Problem description:
When a line below holds the string "Pool", show that line.

*** Begin section ***

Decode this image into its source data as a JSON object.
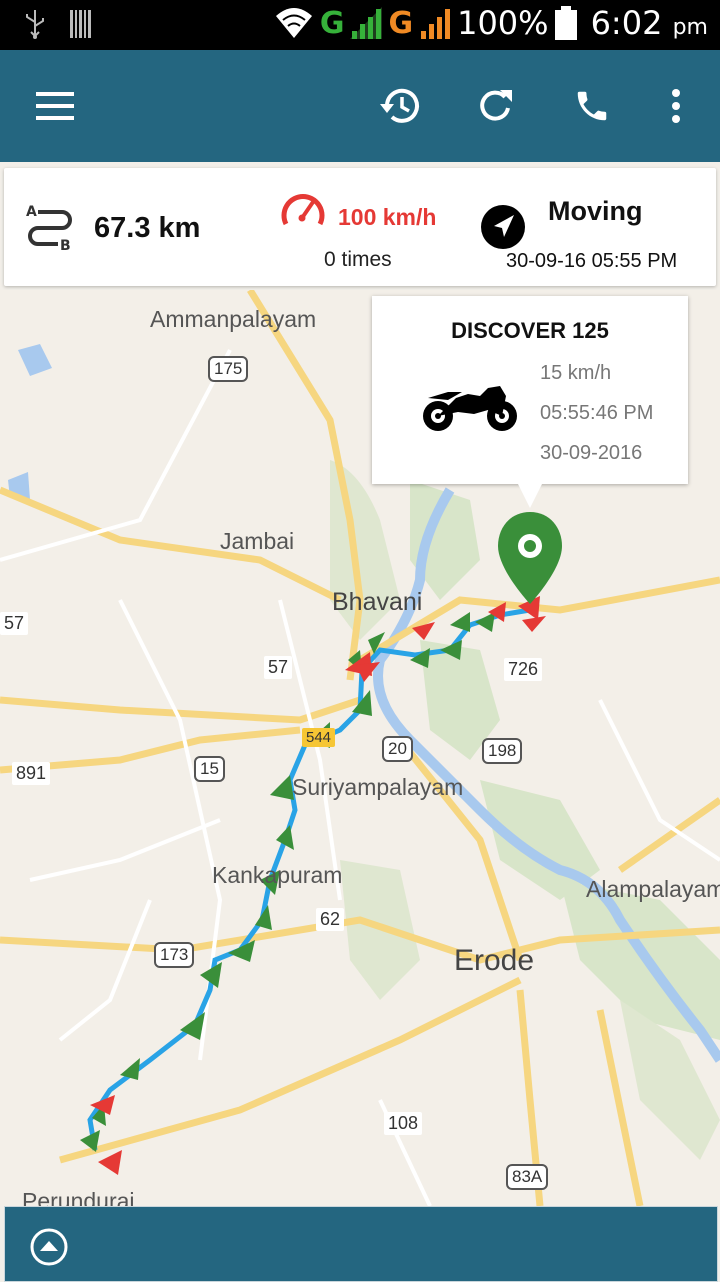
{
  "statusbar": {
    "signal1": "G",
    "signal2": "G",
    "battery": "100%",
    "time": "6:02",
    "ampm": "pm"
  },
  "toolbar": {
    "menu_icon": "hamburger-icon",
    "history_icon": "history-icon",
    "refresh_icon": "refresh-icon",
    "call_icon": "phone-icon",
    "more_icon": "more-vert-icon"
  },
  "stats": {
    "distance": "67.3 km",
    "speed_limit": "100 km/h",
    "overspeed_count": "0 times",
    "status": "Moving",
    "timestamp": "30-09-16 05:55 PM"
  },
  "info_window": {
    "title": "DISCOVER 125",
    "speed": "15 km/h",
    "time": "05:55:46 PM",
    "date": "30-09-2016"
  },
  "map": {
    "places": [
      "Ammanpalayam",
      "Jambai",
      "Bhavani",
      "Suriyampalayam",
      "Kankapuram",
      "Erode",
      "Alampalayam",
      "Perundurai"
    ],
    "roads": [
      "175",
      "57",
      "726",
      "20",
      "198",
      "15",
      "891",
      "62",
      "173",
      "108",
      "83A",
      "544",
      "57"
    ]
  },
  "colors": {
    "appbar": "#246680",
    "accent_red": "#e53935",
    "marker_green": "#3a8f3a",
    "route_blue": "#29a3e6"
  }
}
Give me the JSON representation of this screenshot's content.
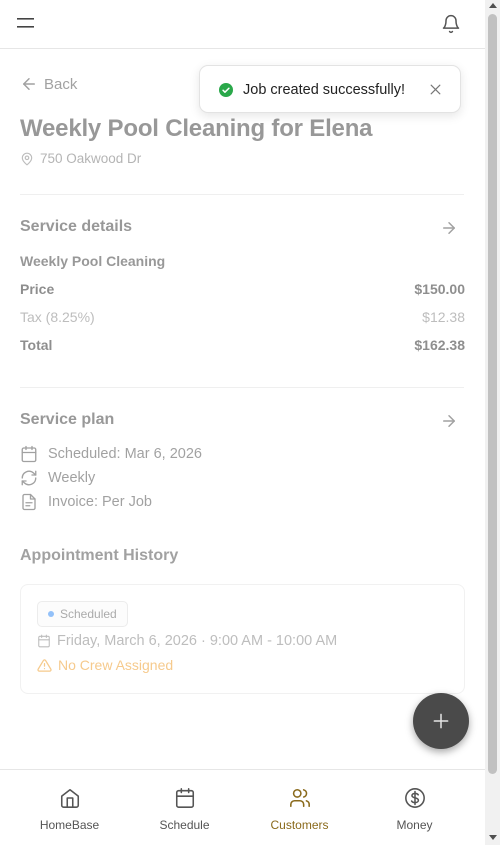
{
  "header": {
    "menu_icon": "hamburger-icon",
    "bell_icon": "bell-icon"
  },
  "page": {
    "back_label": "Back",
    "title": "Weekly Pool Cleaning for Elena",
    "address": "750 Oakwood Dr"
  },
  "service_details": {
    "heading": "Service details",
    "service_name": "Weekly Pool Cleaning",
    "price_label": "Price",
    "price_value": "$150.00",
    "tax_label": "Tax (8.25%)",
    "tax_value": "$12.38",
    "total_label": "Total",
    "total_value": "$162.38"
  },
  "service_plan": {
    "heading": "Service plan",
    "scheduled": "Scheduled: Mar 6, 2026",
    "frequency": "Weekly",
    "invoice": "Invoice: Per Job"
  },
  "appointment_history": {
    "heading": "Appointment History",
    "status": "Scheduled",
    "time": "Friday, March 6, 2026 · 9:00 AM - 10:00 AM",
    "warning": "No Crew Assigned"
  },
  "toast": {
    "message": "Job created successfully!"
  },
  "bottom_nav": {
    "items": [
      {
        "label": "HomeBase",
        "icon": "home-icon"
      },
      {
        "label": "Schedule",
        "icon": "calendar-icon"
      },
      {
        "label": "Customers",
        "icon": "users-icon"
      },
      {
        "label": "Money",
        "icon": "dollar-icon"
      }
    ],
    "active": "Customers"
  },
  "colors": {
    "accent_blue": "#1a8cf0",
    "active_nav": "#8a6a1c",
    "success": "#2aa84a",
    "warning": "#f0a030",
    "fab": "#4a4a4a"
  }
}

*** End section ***

Response for this exercise:
    "title": "Weekly Pool Cleaning for Elena",
    "service_name": "Weekly Pool Cleaning",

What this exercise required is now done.